ESPN Radio microphone

As ESPN sees its podcast audience grow—the company says it had 5.8 million unique listeners to its podcasts during July, a 17% increase over a year ago—the network is also increasingly filling theaters for live events tied to its podcasts.

In recent weeks, podcasts such as Dan LeBatard’s Le Batard and Friends did a live show in front of an audience in New York, ESPN’s Front Row blog says, while in Chicago, ESPN mixed martial arts analyst Ariel Helwani’s MMA Show held an event. In Los Angeles, Ryen Russillo recorded an episode of his podcast, while The Mina Kimes Show went live in front of an audience in Seattle.

Tom Ricks, VP of Digital Strategy and Marketing at ESPN Audio, said they began taking their podcasts on the road in 2016 as a way to strengthen the connection between the shows and the fans and so far they’ve done about 30 events. Ricks said the effort has been “very successful.” Other podcasts have recorded shows in Boston, Houston and Washington. In each case the podcasts are selling out 250 to 350 seat theaters.

“The podcast crowds are the most consistently avid fans we meet on the road,” said Elizabeth Paige Fierman, Senior Manager of Event Marketing at ESPN Audio. “There’s always a great energy that you can feel on-site that translates to the episodes. It’s also become clear the talent ‘meet and greets’ with the audience are the most valuable experience to the fans. Our talent has bought into this live show framework and they find it rewarding, too.”

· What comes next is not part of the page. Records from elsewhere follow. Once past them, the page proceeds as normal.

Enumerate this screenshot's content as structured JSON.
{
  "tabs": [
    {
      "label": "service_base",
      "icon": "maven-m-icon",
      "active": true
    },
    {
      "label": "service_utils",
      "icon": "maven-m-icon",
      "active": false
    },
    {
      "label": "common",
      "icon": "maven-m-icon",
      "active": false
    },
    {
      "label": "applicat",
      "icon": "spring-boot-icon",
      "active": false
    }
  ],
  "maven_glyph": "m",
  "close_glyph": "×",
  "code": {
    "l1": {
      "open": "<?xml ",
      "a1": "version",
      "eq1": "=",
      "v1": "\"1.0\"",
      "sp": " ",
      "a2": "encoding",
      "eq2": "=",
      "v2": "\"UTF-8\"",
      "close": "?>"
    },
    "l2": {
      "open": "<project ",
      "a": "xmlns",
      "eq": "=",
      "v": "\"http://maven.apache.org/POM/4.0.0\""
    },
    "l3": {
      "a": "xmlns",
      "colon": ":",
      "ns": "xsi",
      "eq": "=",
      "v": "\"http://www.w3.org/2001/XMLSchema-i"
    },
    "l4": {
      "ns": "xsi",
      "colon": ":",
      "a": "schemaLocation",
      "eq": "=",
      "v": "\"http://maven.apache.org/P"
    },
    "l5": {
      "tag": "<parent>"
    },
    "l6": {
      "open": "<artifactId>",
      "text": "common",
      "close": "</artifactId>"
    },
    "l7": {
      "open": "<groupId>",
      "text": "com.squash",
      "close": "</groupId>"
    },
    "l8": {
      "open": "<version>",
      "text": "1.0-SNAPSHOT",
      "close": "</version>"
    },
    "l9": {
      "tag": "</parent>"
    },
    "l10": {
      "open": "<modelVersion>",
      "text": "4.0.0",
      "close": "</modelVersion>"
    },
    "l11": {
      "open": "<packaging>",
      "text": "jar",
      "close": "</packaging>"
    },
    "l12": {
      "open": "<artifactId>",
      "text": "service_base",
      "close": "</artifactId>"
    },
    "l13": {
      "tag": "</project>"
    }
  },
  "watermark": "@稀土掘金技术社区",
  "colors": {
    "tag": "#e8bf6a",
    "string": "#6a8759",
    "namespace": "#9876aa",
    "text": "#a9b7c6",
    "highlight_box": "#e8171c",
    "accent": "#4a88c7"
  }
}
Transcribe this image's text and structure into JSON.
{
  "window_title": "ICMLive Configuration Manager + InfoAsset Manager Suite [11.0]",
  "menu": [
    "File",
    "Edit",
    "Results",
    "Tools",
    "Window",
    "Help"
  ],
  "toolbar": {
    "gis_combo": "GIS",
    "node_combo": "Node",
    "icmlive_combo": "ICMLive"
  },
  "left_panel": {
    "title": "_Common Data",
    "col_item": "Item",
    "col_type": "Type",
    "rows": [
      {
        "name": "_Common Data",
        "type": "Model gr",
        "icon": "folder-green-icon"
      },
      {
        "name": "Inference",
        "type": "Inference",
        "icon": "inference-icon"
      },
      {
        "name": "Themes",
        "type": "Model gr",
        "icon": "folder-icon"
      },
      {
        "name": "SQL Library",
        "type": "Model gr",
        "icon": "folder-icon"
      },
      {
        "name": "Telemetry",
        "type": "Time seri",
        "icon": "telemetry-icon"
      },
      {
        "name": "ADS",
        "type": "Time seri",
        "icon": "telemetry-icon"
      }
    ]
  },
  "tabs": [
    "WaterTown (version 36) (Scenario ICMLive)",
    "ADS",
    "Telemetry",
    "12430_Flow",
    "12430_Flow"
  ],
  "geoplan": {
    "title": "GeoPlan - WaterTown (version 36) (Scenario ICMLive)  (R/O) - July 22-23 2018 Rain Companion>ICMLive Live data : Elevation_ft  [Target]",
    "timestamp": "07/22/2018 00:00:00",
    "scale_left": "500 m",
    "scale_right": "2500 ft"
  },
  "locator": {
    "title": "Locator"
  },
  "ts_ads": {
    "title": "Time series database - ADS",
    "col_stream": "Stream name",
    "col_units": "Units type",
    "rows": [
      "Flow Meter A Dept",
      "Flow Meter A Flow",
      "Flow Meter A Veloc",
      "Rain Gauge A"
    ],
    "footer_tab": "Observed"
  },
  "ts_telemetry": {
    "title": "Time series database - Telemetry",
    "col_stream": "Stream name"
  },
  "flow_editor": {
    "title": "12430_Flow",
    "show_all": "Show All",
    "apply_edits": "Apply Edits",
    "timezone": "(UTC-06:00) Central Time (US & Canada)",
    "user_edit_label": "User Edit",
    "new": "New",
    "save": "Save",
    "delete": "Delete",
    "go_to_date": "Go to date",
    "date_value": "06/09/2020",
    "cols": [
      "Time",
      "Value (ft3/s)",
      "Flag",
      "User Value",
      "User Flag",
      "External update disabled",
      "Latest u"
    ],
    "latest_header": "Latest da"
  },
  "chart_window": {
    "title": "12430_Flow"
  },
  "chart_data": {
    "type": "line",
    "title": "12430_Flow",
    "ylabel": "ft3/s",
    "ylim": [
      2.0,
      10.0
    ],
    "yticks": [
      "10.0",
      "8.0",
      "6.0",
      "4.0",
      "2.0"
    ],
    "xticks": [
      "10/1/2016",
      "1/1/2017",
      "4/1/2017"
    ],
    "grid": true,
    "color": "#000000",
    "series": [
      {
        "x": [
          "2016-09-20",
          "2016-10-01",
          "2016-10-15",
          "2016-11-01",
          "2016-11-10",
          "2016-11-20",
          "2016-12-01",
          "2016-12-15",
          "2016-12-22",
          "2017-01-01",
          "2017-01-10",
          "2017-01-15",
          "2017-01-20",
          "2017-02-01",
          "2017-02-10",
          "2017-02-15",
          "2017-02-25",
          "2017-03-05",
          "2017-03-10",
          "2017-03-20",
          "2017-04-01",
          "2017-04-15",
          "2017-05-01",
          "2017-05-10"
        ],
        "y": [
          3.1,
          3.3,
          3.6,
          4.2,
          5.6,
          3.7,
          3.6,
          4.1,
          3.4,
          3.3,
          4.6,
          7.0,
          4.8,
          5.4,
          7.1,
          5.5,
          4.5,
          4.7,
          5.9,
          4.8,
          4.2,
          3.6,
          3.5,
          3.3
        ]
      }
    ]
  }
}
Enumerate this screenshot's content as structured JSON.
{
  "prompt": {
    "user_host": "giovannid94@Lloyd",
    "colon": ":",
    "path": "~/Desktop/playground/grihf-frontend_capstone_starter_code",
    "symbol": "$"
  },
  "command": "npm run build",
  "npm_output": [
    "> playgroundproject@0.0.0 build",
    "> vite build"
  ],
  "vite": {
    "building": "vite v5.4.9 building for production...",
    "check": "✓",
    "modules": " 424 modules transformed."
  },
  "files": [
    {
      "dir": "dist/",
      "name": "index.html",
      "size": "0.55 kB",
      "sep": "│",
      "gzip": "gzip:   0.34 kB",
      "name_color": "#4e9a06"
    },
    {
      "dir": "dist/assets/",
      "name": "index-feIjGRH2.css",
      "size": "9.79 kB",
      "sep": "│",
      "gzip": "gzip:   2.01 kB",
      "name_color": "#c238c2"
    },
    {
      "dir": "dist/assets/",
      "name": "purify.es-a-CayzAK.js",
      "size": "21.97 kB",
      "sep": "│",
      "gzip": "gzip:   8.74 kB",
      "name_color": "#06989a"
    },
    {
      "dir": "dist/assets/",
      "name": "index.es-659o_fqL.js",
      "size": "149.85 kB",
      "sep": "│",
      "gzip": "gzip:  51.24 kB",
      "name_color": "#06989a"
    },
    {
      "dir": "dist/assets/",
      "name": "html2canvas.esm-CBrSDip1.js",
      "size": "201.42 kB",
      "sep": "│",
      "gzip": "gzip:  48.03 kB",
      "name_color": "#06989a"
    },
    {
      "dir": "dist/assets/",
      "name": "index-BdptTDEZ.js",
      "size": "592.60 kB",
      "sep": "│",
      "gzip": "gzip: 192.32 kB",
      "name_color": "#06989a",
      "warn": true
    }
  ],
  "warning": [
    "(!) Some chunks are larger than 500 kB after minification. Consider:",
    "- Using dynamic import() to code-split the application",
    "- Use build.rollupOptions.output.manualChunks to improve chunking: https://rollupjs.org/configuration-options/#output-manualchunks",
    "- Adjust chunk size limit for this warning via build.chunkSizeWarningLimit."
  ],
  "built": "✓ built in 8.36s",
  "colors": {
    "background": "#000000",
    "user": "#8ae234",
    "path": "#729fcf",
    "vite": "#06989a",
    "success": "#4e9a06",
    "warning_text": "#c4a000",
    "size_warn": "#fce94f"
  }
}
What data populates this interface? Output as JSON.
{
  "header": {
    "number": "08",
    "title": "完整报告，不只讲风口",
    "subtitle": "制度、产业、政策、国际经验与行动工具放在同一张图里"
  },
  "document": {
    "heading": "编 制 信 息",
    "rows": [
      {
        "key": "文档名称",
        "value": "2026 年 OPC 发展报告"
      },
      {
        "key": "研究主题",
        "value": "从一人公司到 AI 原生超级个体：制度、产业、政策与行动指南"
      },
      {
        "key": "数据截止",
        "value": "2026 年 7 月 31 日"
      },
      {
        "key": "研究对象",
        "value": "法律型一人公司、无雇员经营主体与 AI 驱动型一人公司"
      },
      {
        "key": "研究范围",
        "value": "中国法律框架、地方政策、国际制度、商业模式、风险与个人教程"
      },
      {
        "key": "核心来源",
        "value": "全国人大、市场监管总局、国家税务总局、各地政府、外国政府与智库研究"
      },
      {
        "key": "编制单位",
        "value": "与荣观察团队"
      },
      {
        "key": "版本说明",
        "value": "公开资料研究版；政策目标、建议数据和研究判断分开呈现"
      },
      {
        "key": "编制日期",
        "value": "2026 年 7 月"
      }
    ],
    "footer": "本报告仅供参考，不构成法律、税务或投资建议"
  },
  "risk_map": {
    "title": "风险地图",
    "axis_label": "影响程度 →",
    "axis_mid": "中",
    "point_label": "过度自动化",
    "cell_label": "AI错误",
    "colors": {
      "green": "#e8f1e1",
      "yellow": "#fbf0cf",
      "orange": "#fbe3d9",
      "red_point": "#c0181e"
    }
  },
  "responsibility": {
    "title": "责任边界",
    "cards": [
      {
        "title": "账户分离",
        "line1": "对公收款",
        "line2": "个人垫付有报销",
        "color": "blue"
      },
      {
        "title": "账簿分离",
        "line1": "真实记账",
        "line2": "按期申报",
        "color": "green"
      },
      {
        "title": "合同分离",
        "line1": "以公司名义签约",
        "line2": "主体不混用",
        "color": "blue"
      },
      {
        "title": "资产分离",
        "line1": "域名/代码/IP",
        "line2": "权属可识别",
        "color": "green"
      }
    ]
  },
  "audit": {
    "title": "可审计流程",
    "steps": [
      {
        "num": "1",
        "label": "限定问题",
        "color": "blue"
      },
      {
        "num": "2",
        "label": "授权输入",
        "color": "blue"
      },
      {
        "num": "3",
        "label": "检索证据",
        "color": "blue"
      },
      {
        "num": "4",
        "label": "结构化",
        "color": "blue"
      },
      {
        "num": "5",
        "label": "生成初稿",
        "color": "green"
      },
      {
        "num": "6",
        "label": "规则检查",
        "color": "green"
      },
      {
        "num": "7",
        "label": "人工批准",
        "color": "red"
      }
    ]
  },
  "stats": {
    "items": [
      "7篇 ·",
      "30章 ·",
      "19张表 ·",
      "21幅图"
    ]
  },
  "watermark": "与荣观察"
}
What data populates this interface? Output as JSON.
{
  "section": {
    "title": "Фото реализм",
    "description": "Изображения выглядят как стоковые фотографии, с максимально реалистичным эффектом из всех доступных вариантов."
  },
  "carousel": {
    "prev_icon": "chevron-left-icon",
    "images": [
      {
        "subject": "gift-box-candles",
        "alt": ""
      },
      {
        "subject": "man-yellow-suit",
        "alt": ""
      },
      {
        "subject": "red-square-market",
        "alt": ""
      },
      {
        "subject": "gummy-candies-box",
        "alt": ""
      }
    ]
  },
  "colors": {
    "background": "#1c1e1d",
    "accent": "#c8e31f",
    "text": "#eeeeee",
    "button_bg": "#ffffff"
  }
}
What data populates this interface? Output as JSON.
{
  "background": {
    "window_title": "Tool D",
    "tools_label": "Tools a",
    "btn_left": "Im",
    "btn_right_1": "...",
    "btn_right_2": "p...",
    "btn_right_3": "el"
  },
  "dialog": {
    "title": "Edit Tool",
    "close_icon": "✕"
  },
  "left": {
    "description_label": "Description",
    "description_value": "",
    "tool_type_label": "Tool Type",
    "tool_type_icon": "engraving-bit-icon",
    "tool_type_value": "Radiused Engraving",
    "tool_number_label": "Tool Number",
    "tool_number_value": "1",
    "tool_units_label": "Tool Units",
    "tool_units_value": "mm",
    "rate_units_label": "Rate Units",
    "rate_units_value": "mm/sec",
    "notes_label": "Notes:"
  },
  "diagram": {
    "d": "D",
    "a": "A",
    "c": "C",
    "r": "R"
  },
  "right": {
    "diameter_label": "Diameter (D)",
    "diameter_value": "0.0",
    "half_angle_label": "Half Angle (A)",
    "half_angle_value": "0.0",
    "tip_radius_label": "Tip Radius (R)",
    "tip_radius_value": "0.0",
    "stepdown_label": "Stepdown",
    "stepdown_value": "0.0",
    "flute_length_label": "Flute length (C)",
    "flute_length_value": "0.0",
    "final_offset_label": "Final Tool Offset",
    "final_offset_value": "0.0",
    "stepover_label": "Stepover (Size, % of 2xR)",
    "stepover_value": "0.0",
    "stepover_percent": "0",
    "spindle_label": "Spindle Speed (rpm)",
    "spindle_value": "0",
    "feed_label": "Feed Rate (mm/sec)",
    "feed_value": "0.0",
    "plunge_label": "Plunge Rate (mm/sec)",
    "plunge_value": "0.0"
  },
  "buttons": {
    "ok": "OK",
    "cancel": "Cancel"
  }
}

Fantasy Focus Football podcast host Matthew Berry said in the blog post that unlike recording a show at ESPN’s Bristol, CT campus, a live event allows hosts like him a chance to connect with listeners in a different way than just through email or social media. “There’s nothing like going out and meeting fans in public, seeing their faces, talking to them, feeling that incredible energy from them and just having a blast,” he said.

July marked the seventh consecutive month of year-over-year growth for ESPN in terms of audience. The network says shows created specifically for podcasts grew downloads 25% in July, compared to a year earlier based on Podtrac data. And the growth wasn’t all sports. The July increases were led by listenership of FiveThirtyEight: Politics and The Lowe Post, the basketball-focused podcast hosted by ESPN's Zach Lowe. ESPN says the busy NBA off-season drove The Lowe Post to a new single-day high on July 6. Overall, downloads for The Lowe Post were up 17% last month. ESPN currently produces more than three dozen podcast originals in addition to on-demand versions of its radio and television shows.